Despite concerns that evacuations would be difficult due to the Dunsmuir Grade Project or other Interstate 5 projects, Caltrans Area Construction Engineer John Hinton said that’s not the case.

As construction progresses on the Dunsmuir Grade Project, Caltrans representatives said they are ready to respond to emergencies and provide assistance in all situations, from simple fender benders to a catastrophic wildfire.

Despite concerns that evacuations would be difficult due to the Dunsmuir Grade Project or other Interstate 5 projects, Caltrans Area Construction Engineer John Hinton said that’s not the case.

Although there isn’t an exact plan in place for every possible scenario, Caltrans works with a plethora of agencies, including CAL FIRE, the California Highway Patrol, the U.S. Forest Service, local sheriff’s departments and other local agencies to ensure that whatever needs to be done in the event of an emergency gets done immediately, Hinton said.

Caltrans resident engineer Nicole Mallory said that sections of temporary concrete railings used to divide the freeway during construction can be moved to allow new configurations for traffic in any situation.

This is done often when there are accidents, big or small, in the construction area, said Hinton. Caltrans works quickly to ensure access for emergency vehicles, fire trucks and CHP vehicles.

If there were a wildfire or similar emergency, traffic could be stopped at strategic points either north or southbound, and lanes could be configured in either direction to create more capacity for evacuation, said Hinton, who is a Siskiyou County resident who understands the area and the possible difficulties in emergency situations.

Caltrans Public Information Officer Lupita Franco said in the case of the Camp and Carr Fires last year, countless agencies came together to respond to the emergency. While the local sheriff’s departments and other law enforcement agencies have the authority to lead evacuations, Caltrans works in whatever capacity is necessary to assist with the process.

Project update

Mallory provided an update on the Dunsmuir Grade Project, which is in phase two – the first half of the project was completed last year.

JF Shea Construction is continuing to place concrete pavement in the southbound lanes and if all goes as planned they will complete the paving down to Central Dunsmuir by early September, said Mallory.

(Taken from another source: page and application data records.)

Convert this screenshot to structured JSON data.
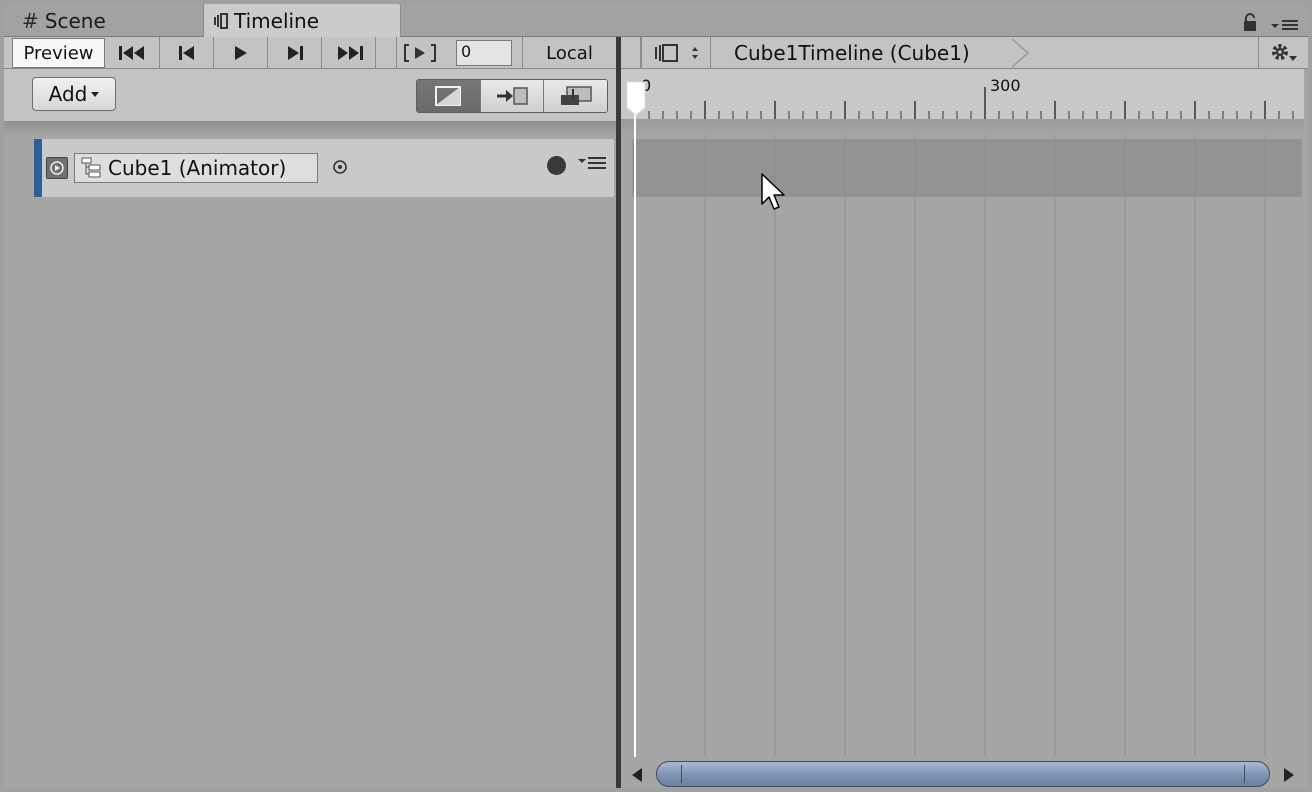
{
  "window_tabs": [
    {
      "label": "Scene",
      "icon": "hash-icon",
      "active": false
    },
    {
      "label": "Timeline",
      "icon": "timeline-icon",
      "active": true
    }
  ],
  "toolbar": {
    "preview_label": "Preview",
    "frame_value": "0",
    "local_label": "Local",
    "transport_icons": [
      "first-frame-icon",
      "previous-frame-icon",
      "play-icon",
      "next-frame-icon",
      "last-frame-icon",
      "play-range-icon"
    ]
  },
  "track_panel": {
    "add_label": "Add",
    "edit_modes": [
      "mix-mode-icon",
      "ripple-mode-icon",
      "replace-mode-icon"
    ],
    "tracks": [
      {
        "binding_label": "Cube1 (Animator)",
        "color": "#2c5f94",
        "type": "animation-track"
      }
    ]
  },
  "timeline": {
    "breadcrumb": "Cube1Timeline (Cube1)",
    "ruler_labels": [
      "0",
      "300"
    ],
    "playhead_frame": 0
  },
  "colors": {
    "track_accent": "#2c5f94",
    "scrollbar_thumb": "#8a9dbb",
    "playhead": "#ffffff"
  }
}
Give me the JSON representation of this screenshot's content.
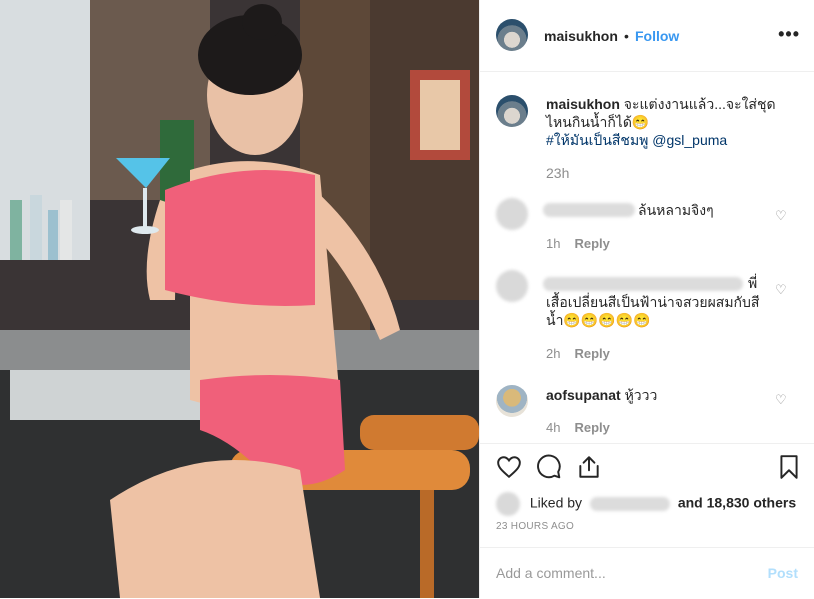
{
  "post": {
    "username": "maisukhon",
    "separator": "•",
    "follow_label": "Follow",
    "more_icon": "more-horizontal-icon"
  },
  "caption": {
    "username": "maisukhon",
    "text_line1": "จะแต่งงานแล้ว...จะใส่ชุด",
    "text_line2": "ไหนกินน้ำก็ได้😁",
    "hashtags": "#ให้มันเป็นสีชมพู @gsl_puma",
    "time": "23h"
  },
  "comments": [
    {
      "text": "ล้นหลามจิงๆ",
      "time": "1h",
      "reply_label": "Reply"
    },
    {
      "text_end": "พี่",
      "text_line2": "เสื้อเปลี่ยนสีเป็นฟ้าน่าจสวยผสมกับสี",
      "text_line3": "น้ำ😁😁😁😁😁",
      "time": "2h",
      "reply_label": "Reply"
    },
    {
      "username": "aofsupanat",
      "text": "หู้ววว",
      "time": "4h",
      "reply_label": "Reply"
    }
  ],
  "actions": {
    "like_icon": "heart-icon",
    "comment_icon": "comment-icon",
    "share_icon": "share-icon",
    "save_icon": "bookmark-icon"
  },
  "likes": {
    "prefix": "Liked by",
    "suffix": "and 18,830 others"
  },
  "timestamp": "23 HOURS AGO",
  "comment_box": {
    "placeholder": "Add a comment...",
    "post_label": "Post"
  },
  "colors": {
    "follow_blue": "#3897f0",
    "post_disabled": "#b2dffc",
    "secondary_text": "#8e8e8e"
  }
}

“After completing this section, traffic control will be reconfigured in order to complete the final section from Central Dunsmuir to just north of the Sacramento River Bridge,” Mallory said. “Work on this final section is anticipated to be completed by early October, at which time the long term traffic control will be removed and traffic will return to the normal configuration. All work on the project, including paving, drainage, sign replacements, widening of the Mott Road southbound bridge, and installation of 6 inch stripe, is expected to be completed by the end of the year.”

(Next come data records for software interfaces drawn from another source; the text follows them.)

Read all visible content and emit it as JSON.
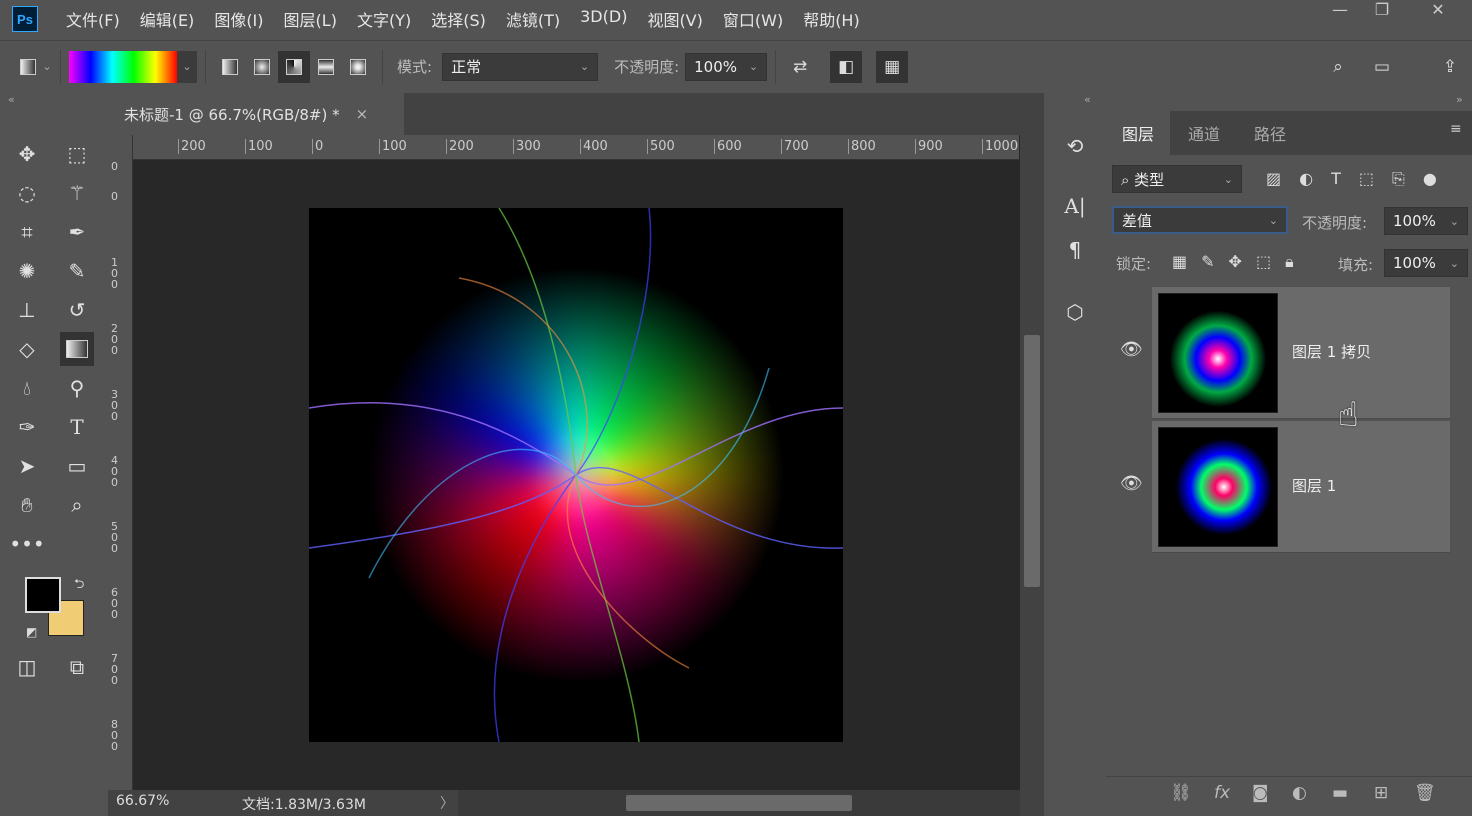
{
  "app": {
    "logo": "Ps",
    "menu": [
      "文件(F)",
      "编辑(E)",
      "图像(I)",
      "图层(L)",
      "文字(Y)",
      "选择(S)",
      "滤镜(T)",
      "3D(D)",
      "视图(V)",
      "窗口(W)",
      "帮助(H)"
    ],
    "window_controls": [
      "minimize",
      "restore",
      "close"
    ]
  },
  "options": {
    "mode_label": "模式:",
    "mode_value": "正常",
    "opacity_label": "不透明度:",
    "opacity_value": "100%",
    "gradient_colors": [
      "#ff00ff",
      "#0000ff",
      "#00ffff",
      "#00ff00",
      "#ffff00",
      "#ff0000"
    ]
  },
  "document": {
    "tab_title": "未标题-1 @ 66.7%(RGB/8#) *",
    "close": "×",
    "ruler_top": [
      "200",
      "100",
      "0",
      "100",
      "200",
      "300",
      "400",
      "500",
      "600",
      "700",
      "800",
      "900",
      "1000"
    ],
    "ruler_left": [
      "0",
      "0",
      "100",
      "200",
      "300",
      "400",
      "500",
      "600",
      "700",
      "800"
    ],
    "zoom": "66.67%",
    "doc_info": "文档:1.83M/3.63M"
  },
  "colors": {
    "foreground": "#000000",
    "background": "#f0cd74",
    "accent": "#31a8ff"
  },
  "layers_panel": {
    "tabs": [
      "图层",
      "通道",
      "路径"
    ],
    "filter": "类型",
    "blend_mode": "差值",
    "opacity_label": "不透明度:",
    "opacity_value": "100%",
    "lock_label": "锁定:",
    "fill_label": "填充:",
    "fill_value": "100%",
    "layers": [
      {
        "name": "图层 1 拷贝",
        "visible": true,
        "selected": true
      },
      {
        "name": "图层 1",
        "visible": true,
        "selected": false
      }
    ]
  }
}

As of last week, the contractor, JF Shea has received over $40 million in payments to date, including payments to subcontractors, and the project is approximately 76 percent complete, said Mallory. The total concrete pavement placed on the project so far exceeds 68,500 cubic yards,” Mallory added.

Mallory reminded all motorists to follow the 55 mile per hour speed limit in the construction zone. “Be attentive and be courteous when merging.”